It also tells us that Our Lady was living in the temple complex, and worked at the weaving of the veil of the Temple – the veil which separated the holiest part of the Temple, protecting it from the entry of the impure and unholy. That was the very veil which was rent in half at the death of the Lord on Good Friday. This gives evidence of the very deep thought and spiritual understanding which went into this story, because it connects her action of knitting with her conception of the Lord and His formation in the womb; and it connects the end of her handiwork (the veil) to the death of the Lord. It also connects the Lord to the Temple. In other words, possibly as early as the second century A.D., Christians had been given the grace to understand that Mary’s work was at the end of the Old Covenant and the birth of the New, that by her acceptance, the Temple (the world) was brought to its greatest perfection, and it was embodied in the Lord who died, but by dying, made life eternal. They understood that where the divine and the earthly meet, there is a curtain: the curtain hides, and it reveals: one cannot see past it, but seeing it, one knows that something is hidden. And so the search is over when we reach the final veil, because behind that veil is God.
In terms of Syriac typology, what the Genesis of Mary is teaching, although as a tale rather than as a catechism, is that Our Lord is the true Temple, and because the Temple is the Universe, He is the essence of all the Creation. This also means that when we read the Bible, we can read Our Lord as the Temple, and as all the creation. There is a wide Creation and Temple-theology related to this, but I wish to pass on to just one more feature: the well and the replete jar.
Why, in five out of our six icons, does the iconographer draw the well as if it were a sort of tunnel of blue emerging from a box? That is not how wells look: they are openings in the earth, and in the ancient Near East, they were often circular brick structures with a rope going over the side so that buckets can be lowered in. So why this strange way of drawing the water?

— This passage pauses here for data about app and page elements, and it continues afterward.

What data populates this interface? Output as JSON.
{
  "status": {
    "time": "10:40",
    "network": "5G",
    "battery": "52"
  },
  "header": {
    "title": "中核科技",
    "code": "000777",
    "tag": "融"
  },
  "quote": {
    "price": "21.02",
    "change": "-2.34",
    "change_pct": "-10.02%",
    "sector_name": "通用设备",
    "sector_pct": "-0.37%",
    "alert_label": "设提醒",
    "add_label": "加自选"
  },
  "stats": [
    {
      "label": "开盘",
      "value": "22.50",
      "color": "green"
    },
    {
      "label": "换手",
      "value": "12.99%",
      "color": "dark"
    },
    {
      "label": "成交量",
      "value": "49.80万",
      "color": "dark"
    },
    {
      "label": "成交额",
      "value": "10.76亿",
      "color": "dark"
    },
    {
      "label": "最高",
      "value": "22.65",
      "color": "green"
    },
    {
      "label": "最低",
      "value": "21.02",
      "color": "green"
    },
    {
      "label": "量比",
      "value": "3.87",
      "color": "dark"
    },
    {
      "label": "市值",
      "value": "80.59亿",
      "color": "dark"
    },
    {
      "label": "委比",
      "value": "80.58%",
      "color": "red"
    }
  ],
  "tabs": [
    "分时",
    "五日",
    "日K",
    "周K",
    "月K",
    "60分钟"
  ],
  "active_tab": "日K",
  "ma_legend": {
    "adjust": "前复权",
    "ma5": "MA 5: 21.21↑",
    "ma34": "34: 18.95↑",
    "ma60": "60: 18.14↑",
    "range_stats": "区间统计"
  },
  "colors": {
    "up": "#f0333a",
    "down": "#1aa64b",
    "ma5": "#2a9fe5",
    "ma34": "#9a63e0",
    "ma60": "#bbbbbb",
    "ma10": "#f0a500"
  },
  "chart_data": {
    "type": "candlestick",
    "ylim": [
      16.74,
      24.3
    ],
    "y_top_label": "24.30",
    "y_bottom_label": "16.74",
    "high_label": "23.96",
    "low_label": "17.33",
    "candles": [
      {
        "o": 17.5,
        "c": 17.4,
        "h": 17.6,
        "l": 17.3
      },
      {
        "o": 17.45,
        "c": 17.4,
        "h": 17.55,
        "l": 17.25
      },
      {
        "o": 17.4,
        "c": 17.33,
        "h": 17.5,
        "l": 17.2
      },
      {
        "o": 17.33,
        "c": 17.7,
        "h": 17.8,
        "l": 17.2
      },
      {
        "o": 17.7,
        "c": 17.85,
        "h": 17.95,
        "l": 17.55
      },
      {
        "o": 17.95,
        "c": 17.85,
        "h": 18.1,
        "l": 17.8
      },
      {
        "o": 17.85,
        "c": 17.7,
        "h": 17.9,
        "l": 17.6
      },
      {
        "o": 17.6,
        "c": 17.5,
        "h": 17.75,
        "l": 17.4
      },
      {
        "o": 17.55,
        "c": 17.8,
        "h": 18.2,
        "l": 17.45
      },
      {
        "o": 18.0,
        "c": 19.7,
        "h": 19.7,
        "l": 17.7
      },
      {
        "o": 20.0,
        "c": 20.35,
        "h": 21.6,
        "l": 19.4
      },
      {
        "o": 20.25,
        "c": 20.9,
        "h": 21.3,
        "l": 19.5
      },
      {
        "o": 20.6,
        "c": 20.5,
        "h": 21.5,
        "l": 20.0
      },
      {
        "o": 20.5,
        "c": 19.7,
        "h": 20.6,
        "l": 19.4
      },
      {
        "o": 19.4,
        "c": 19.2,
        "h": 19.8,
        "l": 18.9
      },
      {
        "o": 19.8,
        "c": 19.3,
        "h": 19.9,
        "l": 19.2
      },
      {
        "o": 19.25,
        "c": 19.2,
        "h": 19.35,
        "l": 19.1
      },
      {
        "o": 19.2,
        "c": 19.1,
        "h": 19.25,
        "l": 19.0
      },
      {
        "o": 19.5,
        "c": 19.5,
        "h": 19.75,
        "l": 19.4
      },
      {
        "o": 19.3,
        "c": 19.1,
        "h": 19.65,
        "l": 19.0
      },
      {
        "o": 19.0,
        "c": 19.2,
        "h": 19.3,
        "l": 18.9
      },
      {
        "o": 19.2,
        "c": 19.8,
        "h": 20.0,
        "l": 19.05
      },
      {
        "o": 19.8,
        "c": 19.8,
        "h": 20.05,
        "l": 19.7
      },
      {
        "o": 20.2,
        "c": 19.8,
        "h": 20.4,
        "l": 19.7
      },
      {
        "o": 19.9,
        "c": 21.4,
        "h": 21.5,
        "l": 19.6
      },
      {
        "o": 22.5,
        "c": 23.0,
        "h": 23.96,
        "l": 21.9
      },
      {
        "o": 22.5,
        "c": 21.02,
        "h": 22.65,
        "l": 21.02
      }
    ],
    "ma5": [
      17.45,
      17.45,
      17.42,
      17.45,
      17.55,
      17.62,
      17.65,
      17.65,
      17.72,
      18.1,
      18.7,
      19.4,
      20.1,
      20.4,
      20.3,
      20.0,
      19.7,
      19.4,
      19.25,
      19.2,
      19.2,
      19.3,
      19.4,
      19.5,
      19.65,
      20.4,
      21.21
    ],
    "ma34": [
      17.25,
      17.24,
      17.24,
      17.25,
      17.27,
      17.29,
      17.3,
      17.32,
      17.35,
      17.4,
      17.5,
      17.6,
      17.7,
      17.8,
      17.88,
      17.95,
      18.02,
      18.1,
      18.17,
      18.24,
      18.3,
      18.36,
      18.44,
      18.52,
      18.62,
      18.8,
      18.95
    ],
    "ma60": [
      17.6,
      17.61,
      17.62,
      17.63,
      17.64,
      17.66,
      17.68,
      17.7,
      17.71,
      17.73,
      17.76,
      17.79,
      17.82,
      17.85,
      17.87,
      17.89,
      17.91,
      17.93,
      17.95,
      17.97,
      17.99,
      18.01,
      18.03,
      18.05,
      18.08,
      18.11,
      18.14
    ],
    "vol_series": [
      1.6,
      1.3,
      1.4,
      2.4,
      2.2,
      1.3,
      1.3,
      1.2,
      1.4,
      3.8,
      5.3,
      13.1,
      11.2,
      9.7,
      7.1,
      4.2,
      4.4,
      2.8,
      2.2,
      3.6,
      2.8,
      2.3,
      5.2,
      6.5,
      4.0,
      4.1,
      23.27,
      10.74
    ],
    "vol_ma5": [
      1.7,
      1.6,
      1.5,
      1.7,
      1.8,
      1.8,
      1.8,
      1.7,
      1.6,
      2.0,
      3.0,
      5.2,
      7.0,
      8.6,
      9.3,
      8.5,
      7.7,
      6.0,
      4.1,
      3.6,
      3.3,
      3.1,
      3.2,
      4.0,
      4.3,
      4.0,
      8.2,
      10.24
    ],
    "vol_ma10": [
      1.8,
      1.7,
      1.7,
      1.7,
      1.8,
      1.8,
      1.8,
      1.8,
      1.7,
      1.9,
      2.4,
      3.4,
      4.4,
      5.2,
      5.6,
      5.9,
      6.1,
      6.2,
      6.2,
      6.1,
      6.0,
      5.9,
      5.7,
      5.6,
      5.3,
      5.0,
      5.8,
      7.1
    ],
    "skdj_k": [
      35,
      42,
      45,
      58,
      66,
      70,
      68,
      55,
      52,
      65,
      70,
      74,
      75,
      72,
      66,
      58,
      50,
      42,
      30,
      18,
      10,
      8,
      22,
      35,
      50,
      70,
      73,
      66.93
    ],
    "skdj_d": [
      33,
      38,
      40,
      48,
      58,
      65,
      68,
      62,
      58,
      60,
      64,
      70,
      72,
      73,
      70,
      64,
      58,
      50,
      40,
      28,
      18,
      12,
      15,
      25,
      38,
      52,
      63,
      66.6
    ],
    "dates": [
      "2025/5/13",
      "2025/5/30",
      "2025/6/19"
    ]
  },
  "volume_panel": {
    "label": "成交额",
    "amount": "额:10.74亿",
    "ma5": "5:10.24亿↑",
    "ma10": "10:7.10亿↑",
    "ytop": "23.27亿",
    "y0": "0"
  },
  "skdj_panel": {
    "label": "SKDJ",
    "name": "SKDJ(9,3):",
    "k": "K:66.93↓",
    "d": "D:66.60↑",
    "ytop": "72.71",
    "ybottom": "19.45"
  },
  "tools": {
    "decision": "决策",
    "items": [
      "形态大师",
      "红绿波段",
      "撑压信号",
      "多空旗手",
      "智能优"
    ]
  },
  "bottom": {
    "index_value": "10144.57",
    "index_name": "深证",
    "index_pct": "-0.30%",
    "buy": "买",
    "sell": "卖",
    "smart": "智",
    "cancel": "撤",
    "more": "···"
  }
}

I think that the answer is found in ancient Egyptian art. Although the Egyptians usually depicted water by drawing wavy lines, when they drew pools and wells, they were often depicted similar to what we see in this icon. They usually painted objects by showing them not as we see them when looking at them, but as we do when thinking about them: e.g. showing the entire eye, and not just the little part we see. So here we see the surface of the water, even though it is shown unrealistically above the level of the jar, as if it dripping water into the jar, when in fact the jar would have to be lowered into it. In Reading Egyptian Art, Richard H. Wilkinson explains that water was, for them, “the primeval matter from … all things arose; and the pool could thus signify the primeval waters of the First Time” (137). I think this gives us another clue to the reason water is shown here: according to typology, the waters of the earth are the waters of the creation – and the Lord is about to be incarnated, created in human form. In the presence of Mary, the jug is being filled: the creation is flowing from the source into this world in a special form.
Just as the wool took form as the veil of the Temple, so the water takes form when it flows into the jar. So too, the Lord takes form in the womb of the believing maiden. This icon, then, is an icon of the mystery of creation: through the Holy Spirit, through water, and by the faith of the Virgin.